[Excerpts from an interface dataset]

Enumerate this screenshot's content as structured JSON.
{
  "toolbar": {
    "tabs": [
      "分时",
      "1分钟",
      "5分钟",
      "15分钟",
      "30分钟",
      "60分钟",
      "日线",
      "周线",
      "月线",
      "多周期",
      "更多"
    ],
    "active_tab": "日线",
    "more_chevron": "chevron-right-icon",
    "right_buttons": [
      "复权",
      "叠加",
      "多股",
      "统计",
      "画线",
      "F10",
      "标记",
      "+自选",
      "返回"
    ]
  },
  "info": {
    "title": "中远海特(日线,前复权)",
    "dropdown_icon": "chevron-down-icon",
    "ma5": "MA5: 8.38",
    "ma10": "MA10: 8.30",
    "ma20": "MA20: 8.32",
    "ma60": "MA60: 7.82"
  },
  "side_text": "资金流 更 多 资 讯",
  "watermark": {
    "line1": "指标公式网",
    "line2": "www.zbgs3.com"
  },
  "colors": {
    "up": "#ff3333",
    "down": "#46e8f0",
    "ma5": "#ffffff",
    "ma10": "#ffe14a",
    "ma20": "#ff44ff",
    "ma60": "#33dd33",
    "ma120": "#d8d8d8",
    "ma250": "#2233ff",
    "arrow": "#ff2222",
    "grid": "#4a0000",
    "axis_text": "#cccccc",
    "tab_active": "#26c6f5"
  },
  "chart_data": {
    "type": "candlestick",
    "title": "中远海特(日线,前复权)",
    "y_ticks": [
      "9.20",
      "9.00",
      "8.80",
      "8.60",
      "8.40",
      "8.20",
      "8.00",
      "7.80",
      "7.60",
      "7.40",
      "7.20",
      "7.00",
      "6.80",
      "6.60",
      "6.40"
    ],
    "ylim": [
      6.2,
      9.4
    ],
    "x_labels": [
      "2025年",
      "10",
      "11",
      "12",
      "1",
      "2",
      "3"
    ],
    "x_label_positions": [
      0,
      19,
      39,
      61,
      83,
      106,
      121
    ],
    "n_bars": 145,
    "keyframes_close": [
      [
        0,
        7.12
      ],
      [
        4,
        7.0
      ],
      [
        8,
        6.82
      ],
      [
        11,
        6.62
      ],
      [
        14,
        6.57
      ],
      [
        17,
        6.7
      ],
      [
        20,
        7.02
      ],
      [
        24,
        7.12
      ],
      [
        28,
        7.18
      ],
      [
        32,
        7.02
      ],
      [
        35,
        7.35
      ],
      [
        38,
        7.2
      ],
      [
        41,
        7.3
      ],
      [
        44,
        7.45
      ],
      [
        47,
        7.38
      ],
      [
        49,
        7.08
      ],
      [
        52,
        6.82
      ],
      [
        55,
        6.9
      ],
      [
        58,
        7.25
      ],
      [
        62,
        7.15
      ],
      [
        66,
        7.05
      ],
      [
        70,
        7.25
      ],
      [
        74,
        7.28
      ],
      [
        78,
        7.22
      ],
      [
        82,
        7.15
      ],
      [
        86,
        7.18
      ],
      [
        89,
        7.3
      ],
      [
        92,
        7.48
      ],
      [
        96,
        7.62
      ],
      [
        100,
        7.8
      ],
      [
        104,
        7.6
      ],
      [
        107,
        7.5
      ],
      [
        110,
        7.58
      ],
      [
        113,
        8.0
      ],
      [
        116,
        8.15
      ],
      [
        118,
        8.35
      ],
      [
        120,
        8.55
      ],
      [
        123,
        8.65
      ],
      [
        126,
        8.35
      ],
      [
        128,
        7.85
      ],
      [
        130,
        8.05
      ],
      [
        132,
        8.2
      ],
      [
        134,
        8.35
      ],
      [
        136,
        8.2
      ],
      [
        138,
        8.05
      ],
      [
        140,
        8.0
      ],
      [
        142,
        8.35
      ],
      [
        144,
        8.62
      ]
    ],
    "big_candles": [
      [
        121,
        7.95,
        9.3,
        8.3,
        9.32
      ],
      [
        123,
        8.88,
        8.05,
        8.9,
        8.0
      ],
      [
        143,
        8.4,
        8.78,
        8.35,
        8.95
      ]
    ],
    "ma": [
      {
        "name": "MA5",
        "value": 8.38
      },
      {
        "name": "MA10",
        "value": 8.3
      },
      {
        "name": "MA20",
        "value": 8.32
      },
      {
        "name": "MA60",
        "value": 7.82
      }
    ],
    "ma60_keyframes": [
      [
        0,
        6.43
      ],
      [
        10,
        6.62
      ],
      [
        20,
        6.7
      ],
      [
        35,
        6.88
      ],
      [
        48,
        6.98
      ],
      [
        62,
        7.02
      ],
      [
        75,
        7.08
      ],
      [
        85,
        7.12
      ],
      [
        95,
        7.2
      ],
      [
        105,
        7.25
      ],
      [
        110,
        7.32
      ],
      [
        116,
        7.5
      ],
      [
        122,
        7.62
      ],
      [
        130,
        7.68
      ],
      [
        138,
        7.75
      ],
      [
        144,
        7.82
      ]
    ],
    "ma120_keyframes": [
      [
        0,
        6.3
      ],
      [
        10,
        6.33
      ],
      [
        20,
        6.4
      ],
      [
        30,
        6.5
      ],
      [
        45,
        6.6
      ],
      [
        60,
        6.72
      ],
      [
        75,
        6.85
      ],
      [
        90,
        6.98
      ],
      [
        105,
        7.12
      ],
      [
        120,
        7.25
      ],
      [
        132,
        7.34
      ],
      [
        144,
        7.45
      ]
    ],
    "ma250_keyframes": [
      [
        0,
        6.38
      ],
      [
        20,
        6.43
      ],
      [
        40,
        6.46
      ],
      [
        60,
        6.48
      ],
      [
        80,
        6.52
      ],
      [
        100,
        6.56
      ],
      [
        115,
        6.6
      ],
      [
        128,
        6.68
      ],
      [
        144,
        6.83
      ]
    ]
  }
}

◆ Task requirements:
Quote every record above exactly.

◆ Solved problem:
Enumerate this screenshot's content as structured JSON.
{
  "toolbar": {
    "tabs": [
      "分时",
      "1分钟",
      "5分钟",
      "15分钟",
      "30分钟",
      "60分钟",
      "日线",
      "周线",
      "月线",
      "多周期",
      "更多"
    ],
    "active_tab": "日线",
    "more_chevron": "chevron-right-icon",
    "right_buttons": [
      "复权",
      "叠加",
      "多股",
      "统计",
      "画线",
      "F10",
      "标记",
      "+自选",
      "返回"
    ]
  },
  "info": {
    "title": "中远海特(日线,前复权)",
    "dropdown_icon": "chevron-down-icon",
    "ma5": "MA5: 8.38",
    "ma10": "MA10: 8.30",
    "ma20": "MA20: 8.32",
    "ma60": "MA60: 7.82"
  },
  "side_text": "资金流 更 多 资 讯",
  "watermark": {
    "line1": "指标公式网",
    "line2": "www.zbgs3.com"
  },
  "colors": {
    "up": "#ff3333",
    "down": "#46e8f0",
    "ma5": "#ffffff",
    "ma10": "#ffe14a",
    "ma20": "#ff44ff",
    "ma60": "#33dd33",
    "ma120": "#d8d8d8",
    "ma250": "#2233ff",
    "arrow": "#ff2222",
    "grid": "#4a0000",
    "axis_text": "#cccccc",
    "tab_active": "#26c6f5"
  },
  "chart_data": {
    "type": "candlestick",
    "title": "中远海特(日线,前复权)",
    "y_ticks": [
      "9.20",
      "9.00",
      "8.80",
      "8.60",
      "8.40",
      "8.20",
      "8.00",
      "7.80",
      "7.60",
      "7.40",
      "7.20",
      "7.00",
      "6.80",
      "6.60",
      "6.40"
    ],
    "ylim": [
      6.2,
      9.4
    ],
    "x_labels": [
      "2025年",
      "10",
      "11",
      "12",
      "1",
      "2",
      "3"
    ],
    "x_label_positions": [
      0,
      19,
      39,
      61,
      83,
      106,
      121
    ],
    "n_bars": 145,
    "keyframes_close": [
      [
        0,
        7.12
      ],
      [
        4,
        7.0
      ],
      [
        8,
        6.82
      ],
      [
        11,
        6.62
      ],
      [
        14,
        6.57
      ],
      [
        17,
        6.7
      ],
      [
        20,
        7.02
      ],
      [
        24,
        7.12
      ],
      [
        28,
        7.18
      ],
      [
        32,
        7.02
      ],
      [
        35,
        7.35
      ],
      [
        38,
        7.2
      ],
      [
        41,
        7.3
      ],
      [
        44,
        7.45
      ],
      [
        47,
        7.38
      ],
      [
        49,
        7.08
      ],
      [
        52,
        6.82
      ],
      [
        55,
        6.9
      ],
      [
        58,
        7.25
      ],
      [
        62,
        7.15
      ],
      [
        66,
        7.05
      ],
      [
        70,
        7.25
      ],
      [
        74,
        7.28
      ],
      [
        78,
        7.22
      ],
      [
        82,
        7.15
      ],
      [
        86,
        7.18
      ],
      [
        89,
        7.3
      ],
      [
        92,
        7.48
      ],
      [
        96,
        7.62
      ],
      [
        100,
        7.8
      ],
      [
        104,
        7.6
      ],
      [
        107,
        7.5
      ],
      [
        110,
        7.58
      ],
      [
        113,
        8.0
      ],
      [
        116,
        8.15
      ],
      [
        118,
        8.35
      ],
      [
        120,
        8.55
      ],
      [
        123,
        8.65
      ],
      [
        126,
        8.35
      ],
      [
        128,
        7.85
      ],
      [
        130,
        8.05
      ],
      [
        132,
        8.2
      ],
      [
        134,
        8.35
      ],
      [
        136,
        8.2
      ],
      [
        138,
        8.05
      ],
      [
        140,
        8.0
      ],
      [
        142,
        8.35
      ],
      [
        144,
        8.62
      ]
    ],
    "big_candles": [
      [
        121,
        7.95,
        9.3,
        8.3,
        9.32
      ],
      [
        123,
        8.88,
        8.05,
        8.9,
        8.0
      ],
      [
        143,
        8.4,
        8.78,
        8.35,
        8.95
      ]
    ],
    "ma": [
      {
        "name": "MA5",
        "value": 8.38
      },
      {
        "name": "MA10",
        "value": 8.3
      },
      {
        "name": "MA20",
        "value": 8.32
      },
      {
        "name": "MA60",
        "value": 7.82
      }
    ],
    "ma60_keyframes": [
      [
        0,
        6.43
      ],
      [
        10,
        6.62
      ],
      [
        20,
        6.7
      ],
      [
        35,
        6.88
      ],
      [
        48,
        6.98
      ],
      [
        62,
        7.02
      ],
      [
        75,
        7.08
      ],
      [
        85,
        7.12
      ],
      [
        95,
        7.2
      ],
      [
        105,
        7.25
      ],
      [
        110,
        7.32
      ],
      [
        116,
        7.5
      ],
      [
        122,
        7.62
      ],
      [
        130,
        7.68
      ],
      [
        138,
        7.75
      ],
      [
        144,
        7.82
      ]
    ],
    "ma120_keyframes": [
      [
        0,
        6.3
      ],
      [
        10,
        6.33
      ],
      [
        20,
        6.4
      ],
      [
        30,
        6.5
      ],
      [
        45,
        6.6
      ],
      [
        60,
        6.72
      ],
      [
        75,
        6.85
      ],
      [
        90,
        6.98
      ],
      [
        105,
        7.12
      ],
      [
        120,
        7.25
      ],
      [
        132,
        7.34
      ],
      [
        144,
        7.45
      ]
    ],
    "ma250_keyframes": [
      [
        0,
        6.38
      ],
      [
        20,
        6.43
      ],
      [
        40,
        6.46
      ],
      [
        60,
        6.48
      ],
      [
        80,
        6.52
      ],
      [
        100,
        6.56
      ],
      [
        115,
        6.6
      ],
      [
        128,
        6.68
      ],
      [
        144,
        6.83
      ]
    ]
  }
}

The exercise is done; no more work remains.